*Assignment*:
Leave the images out and write out each entry exactly as shown.

(Material shown begins)

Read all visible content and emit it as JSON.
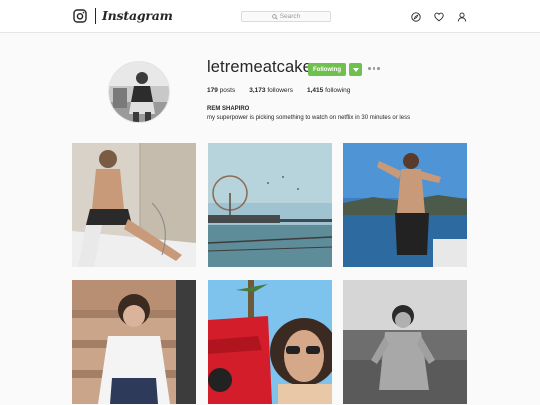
{
  "nav": {
    "brand": "Instagram",
    "search_placeholder": "Search",
    "icons": [
      "camera-logo-icon",
      "compass-icon",
      "heart-icon",
      "person-icon"
    ]
  },
  "profile": {
    "username": "letremeatcake",
    "follow_label": "Following",
    "stats": {
      "posts_count": "179",
      "posts_label": "posts",
      "followers_count": "3,173",
      "followers_label": "followers",
      "following_count": "1,415",
      "following_label": "following"
    },
    "full_name": "REM SHAPIRO",
    "bio": "my superpower is picking something to watch on netflix in 30 minutes or less"
  },
  "colors": {
    "accent_green": "#70c050",
    "border": "#e6e6e6",
    "background": "#fafafa"
  }
}
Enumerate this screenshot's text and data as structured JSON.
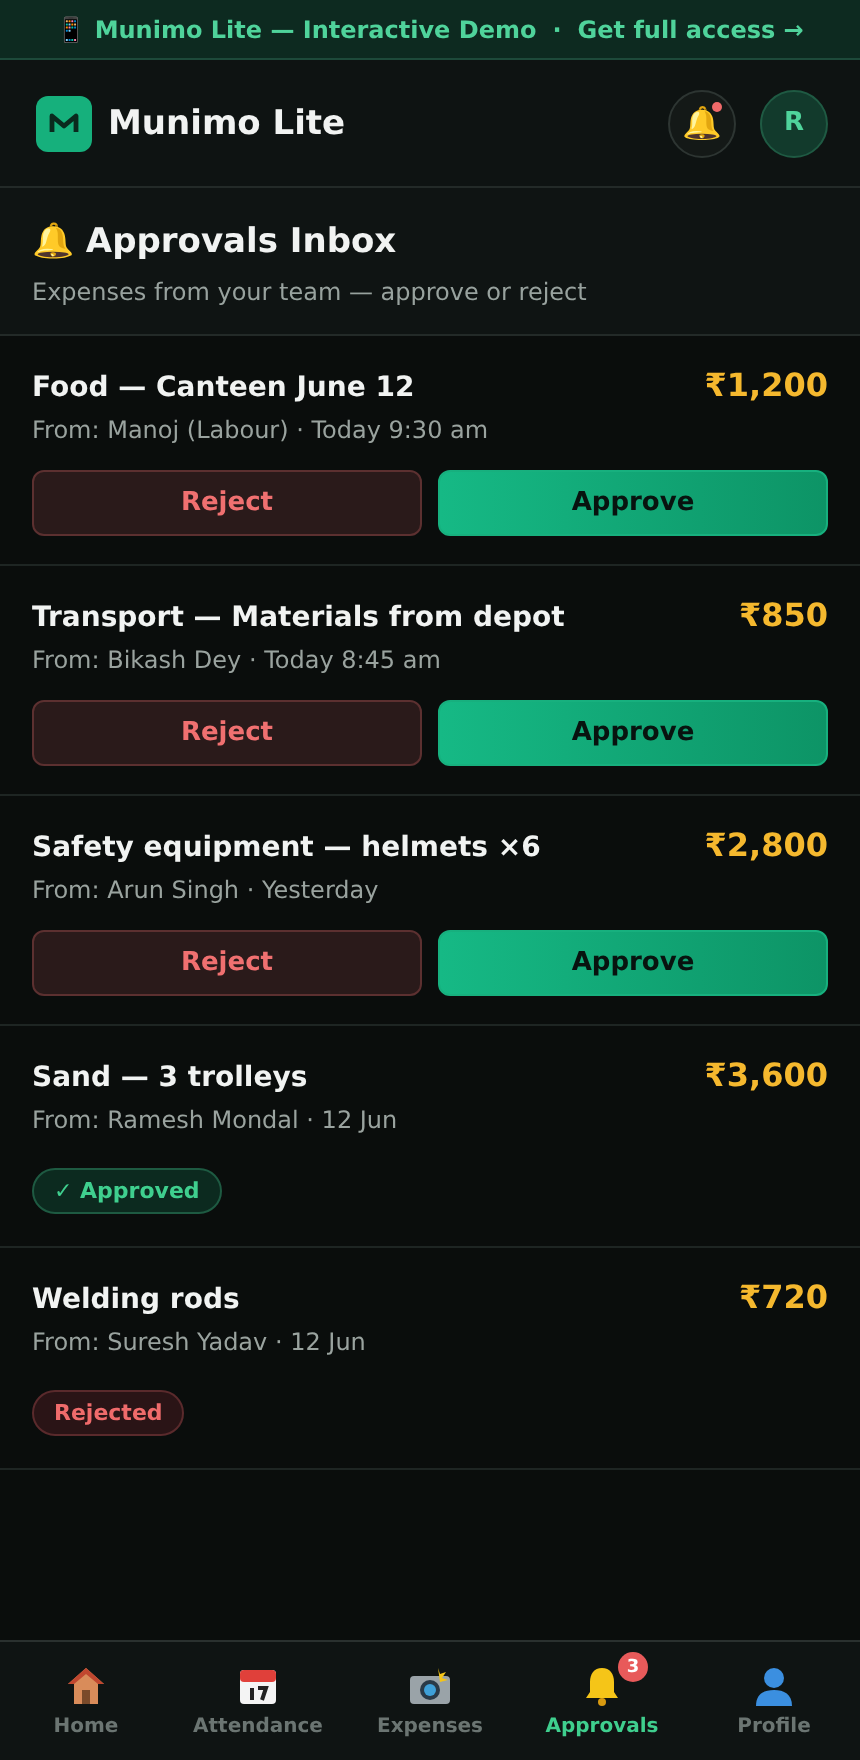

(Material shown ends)

*Expected answer*:
Read all visible content and emit it as JSON.
{
  "nav": {
    "brand": "Instagram",
    "search_placeholder": "Search",
    "icons": [
      "camera-logo-icon",
      "compass-icon",
      "heart-icon",
      "person-icon"
    ]
  },
  "profile": {
    "username": "letremeatcake",
    "follow_label": "Following",
    "stats": {
      "posts_count": "179",
      "posts_label": "posts",
      "followers_count": "3,173",
      "followers_label": "followers",
      "following_count": "1,415",
      "following_label": "following"
    },
    "full_name": "REM SHAPIRO",
    "bio": "my superpower is picking something to watch on netflix in 30 minutes or less"
  },
  "colors": {
    "accent_green": "#70c050",
    "border": "#e6e6e6",
    "background": "#fafafa"
  }
}
Enumerate this screenshot's text and data as structured JSON.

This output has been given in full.